The labour movement and the tragedy of Nagorno-Karabakh

The recent outbreak of fighting in Nagorno-Karabakh, the Armenian enclave inside Azerbaijan, seems like something out of another era. Turkey and Russia each support their own side. A century ago, the Tsar would have supported his Christian co-religionists in Armenia and the Sultan his Muslim brothers in Azerbaijan. Little has changed.

The response of the labour movement to a conflict which has already cost over 300 lives and left thousands homeless has been muted, to put it diplomatically.

The International Trade Union Confederation, whose members include national trade union centres like the TUC or the AFL-CIO, has called on both sides to “enter peaceful dialogue to deal with the dispute,” said General Secretary Sharan Burrow.

Luca Visentini, General Secretary of the European Trade Union Confederation, announced that the ETUC welcomes “the efforts of the European Union and the Organization for Security and Co-operation in Europe to prevent further escalation and to find a political solution to the long-term conflict … We are ready to support these efforts, in close cooperation with the trade union organisations of both countries.”

The other global unions have been largely silent, with the notable exception of the journalists, who have expressed concern about their members being targetted by both sides in the conflict. The European Federation of Journalists reported that its affiliates in Armenia and Azerbaijan have called on “both countries to ensure the safety of journalists covering the conflict.”

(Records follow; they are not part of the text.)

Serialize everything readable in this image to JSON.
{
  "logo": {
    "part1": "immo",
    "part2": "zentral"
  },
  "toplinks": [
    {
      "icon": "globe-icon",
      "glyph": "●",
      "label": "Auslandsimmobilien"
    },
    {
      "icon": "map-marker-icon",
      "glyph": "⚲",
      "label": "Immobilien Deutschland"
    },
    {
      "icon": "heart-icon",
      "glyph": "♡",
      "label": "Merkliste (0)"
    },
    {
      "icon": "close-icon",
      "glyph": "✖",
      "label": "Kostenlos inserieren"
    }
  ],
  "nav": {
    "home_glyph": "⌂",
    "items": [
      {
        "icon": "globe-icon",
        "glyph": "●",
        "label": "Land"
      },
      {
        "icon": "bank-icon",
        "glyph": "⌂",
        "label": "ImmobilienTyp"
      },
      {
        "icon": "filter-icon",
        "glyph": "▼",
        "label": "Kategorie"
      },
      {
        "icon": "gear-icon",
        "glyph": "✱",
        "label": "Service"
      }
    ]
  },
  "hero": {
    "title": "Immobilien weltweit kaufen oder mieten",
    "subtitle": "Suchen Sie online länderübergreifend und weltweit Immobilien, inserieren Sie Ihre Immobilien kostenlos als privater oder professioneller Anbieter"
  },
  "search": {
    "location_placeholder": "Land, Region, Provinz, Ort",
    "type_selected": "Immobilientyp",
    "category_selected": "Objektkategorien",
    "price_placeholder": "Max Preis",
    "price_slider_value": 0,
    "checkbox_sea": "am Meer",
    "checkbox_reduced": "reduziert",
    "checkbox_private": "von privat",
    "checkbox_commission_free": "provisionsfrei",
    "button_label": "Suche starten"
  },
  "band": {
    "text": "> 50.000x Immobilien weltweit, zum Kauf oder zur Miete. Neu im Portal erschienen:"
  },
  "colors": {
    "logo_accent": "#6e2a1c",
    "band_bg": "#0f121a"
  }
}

Sadly, that seems to be the one bright spot in the picture.

While trade union leaders in Brussels speak about working “in close cooperation with the trade union organisations” in the region, the national trade union centres in the two warring countries are both providing full-throated support to their governments.

The Confederation of Trade Unions of Armenia condemned “the aggressive, criminal actions of the Azerbaijani authorities, which led to victims among the civilian population, numerous destruction and expresses support for the heroic people of Artsakh” – which is their name for the disputed region.

The Armenian union leaders even sent an appeal to the ITUC and ETUC leaderships in Brussels on 29 September in which they expressed their concern “over the current difficult and alarming situation and hopes that the world community will condemn such inhuman aggression when old people, women and children are being killed by shells.” (According to press reports, civilians have been killed on both sides.)

Not be outdone by their Armenian comrades, the Azerbaijan Trade Unions Confederation has been producing daily accounts of Armenian barbarity and aggression, as they see it. The first news story on their website is entitled “The president posted new messages on Twitter” and that sets the tone for the rest.

They refer to the Armenian government – which came to power in a popular rebellion not unlike what is happening today in Belarus – as “fascist”. They condemn Amnesty International for issuing “a biased, distorted, one-sided statement on its website.” (The Amnesty report was entitled “Armenia/Azerbaijan: Civilians must be protected from use of banned cluster bombs.”)

In the last few days, a cease fire was announced due not the efforts of the UN, EU or OSCE, but to Russian President Vladimir Putin and his foreign minister Sergey Lavrov. Under intense Russian pressure, and following a long night of negotiations in Moscow, there was a ray of hope.

Maybe the international labour movement should consider doing something similar – bringing the leaders of the trade union centres in the two countries together in Brussels to try to find some common ground. It worked for Putin and Lavrov. Maybe it will work for Burrow and Visentini too.

Or maybe the workers in the two countries, sick and tired of the futility of war, will put pressure on the union leaders to reach out to one another across the front lines – and together with their brothers and sisters on the other side force their governments to seek the path of peace.

This article appears in the current issue of Solidarity.